- **What to work on**: Write out all of the entries below word for word.

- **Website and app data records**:
※ ※ ※

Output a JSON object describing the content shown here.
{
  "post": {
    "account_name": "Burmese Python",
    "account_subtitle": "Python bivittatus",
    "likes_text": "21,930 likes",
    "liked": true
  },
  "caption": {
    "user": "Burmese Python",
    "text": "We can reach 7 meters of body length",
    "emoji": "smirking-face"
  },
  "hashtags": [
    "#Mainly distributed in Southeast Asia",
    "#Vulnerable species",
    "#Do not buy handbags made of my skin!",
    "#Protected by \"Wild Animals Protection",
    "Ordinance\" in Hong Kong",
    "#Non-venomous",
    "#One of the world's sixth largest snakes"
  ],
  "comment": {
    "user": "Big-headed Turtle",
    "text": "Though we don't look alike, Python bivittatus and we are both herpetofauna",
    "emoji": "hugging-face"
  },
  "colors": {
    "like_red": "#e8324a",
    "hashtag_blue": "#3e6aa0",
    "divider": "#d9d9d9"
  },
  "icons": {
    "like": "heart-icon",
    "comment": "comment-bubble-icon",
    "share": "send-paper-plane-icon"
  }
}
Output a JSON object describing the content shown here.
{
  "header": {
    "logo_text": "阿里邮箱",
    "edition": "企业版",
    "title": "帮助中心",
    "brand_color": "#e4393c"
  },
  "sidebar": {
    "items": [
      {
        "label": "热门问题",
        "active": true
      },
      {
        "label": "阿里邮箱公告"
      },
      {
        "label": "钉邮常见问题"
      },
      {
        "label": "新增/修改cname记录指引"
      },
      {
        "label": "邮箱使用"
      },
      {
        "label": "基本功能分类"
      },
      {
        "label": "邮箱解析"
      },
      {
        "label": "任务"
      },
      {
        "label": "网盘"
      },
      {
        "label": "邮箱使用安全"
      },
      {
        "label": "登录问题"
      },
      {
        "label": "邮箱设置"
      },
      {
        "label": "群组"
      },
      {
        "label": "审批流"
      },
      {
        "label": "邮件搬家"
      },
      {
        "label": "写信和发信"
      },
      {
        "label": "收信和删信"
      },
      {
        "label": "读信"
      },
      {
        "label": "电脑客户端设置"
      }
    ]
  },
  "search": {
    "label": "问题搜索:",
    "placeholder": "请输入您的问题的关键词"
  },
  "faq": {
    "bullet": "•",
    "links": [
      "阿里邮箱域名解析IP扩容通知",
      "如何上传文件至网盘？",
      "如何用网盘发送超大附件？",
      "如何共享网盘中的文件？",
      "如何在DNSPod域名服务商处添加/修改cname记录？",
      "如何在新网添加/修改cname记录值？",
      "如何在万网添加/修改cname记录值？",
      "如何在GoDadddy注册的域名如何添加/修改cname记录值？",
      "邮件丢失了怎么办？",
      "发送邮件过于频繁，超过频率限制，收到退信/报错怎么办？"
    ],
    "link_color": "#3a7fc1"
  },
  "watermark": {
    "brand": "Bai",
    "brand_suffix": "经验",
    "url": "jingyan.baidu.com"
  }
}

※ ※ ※

- **Task answer**:
Output a JSON object describing the content shown here.
{
  "post": {
    "account_name": "Burmese Python",
    "account_subtitle": "Python bivittatus",
    "likes_text": "21,930 likes",
    "liked": true
  },
  "caption": {
    "user": "Burmese Python",
    "text": "We can reach 7 meters of body length",
    "emoji": "smirking-face"
  },
  "hashtags": [
    "#Mainly distributed in Southeast Asia",
    "#Vulnerable species",
    "#Do not buy handbags made of my skin!",
    "#Protected by \"Wild Animals Protection",
    "Ordinance\" in Hong Kong",
    "#Non-venomous",
    "#One of the world's sixth largest snakes"
  ],
  "comment": {
    "user": "Big-headed Turtle",
    "text": "Though we don't look alike, Python bivittatus and we are both herpetofauna",
    "emoji": "hugging-face"
  },
  "colors": {
    "like_red": "#e8324a",
    "hashtag_blue": "#3e6aa0",
    "divider": "#d9d9d9"
  },
  "icons": {
    "like": "heart-icon",
    "comment": "comment-bubble-icon",
    "share": "send-paper-plane-icon"
  }
}
Output a JSON object describing the content shown here.
{
  "header": {
    "logo_text": "阿里邮箱",
    "edition": "企业版",
    "title": "帮助中心",
    "brand_color": "#e4393c"
  },
  "sidebar": {
    "items": [
      {
        "label": "热门问题",
        "active": true
      },
      {
        "label": "阿里邮箱公告"
      },
      {
        "label": "钉邮常见问题"
      },
      {
        "label": "新增/修改cname记录指引"
      },
      {
        "label": "邮箱使用"
      },
      {
        "label": "基本功能分类"
      },
      {
        "label": "邮箱解析"
      },
      {
        "label": "任务"
      },
      {
        "label": "网盘"
      },
      {
        "label": "邮箱使用安全"
      },
      {
        "label": "登录问题"
      },
      {
        "label": "邮箱设置"
      },
      {
        "label": "群组"
      },
      {
        "label": "审批流"
      },
      {
        "label": "邮件搬家"
      },
      {
        "label": "写信和发信"
      },
      {
        "label": "收信和删信"
      },
      {
        "label": "读信"
      },
      {
        "label": "电脑客户端设置"
      }
    ]
  },
  "search": {
    "label": "问题搜索:",
    "placeholder": "请输入您的问题的关键词"
  },
  "faq": {
    "bullet": "•",
    "links": [
      "阿里邮箱域名解析IP扩容通知",
      "如何上传文件至网盘？",
      "如何用网盘发送超大附件？",
      "如何共享网盘中的文件？",
      "如何在DNSPod域名服务商处添加/修改cname记录？",
      "如何在新网添加/修改cname记录值？",
      "如何在万网添加/修改cname记录值？",
      "如何在GoDadddy注册的域名如何添加/修改cname记录值？",
      "邮件丢失了怎么办？",
      "发送邮件过于频繁，超过频率限制，收到退信/报错怎么办？"
    ],
    "link_color": "#3a7fc1"
  },
  "watermark": {
    "brand": "Bai",
    "brand_suffix": "经验",
    "url": "jingyan.baidu.com"
  }
}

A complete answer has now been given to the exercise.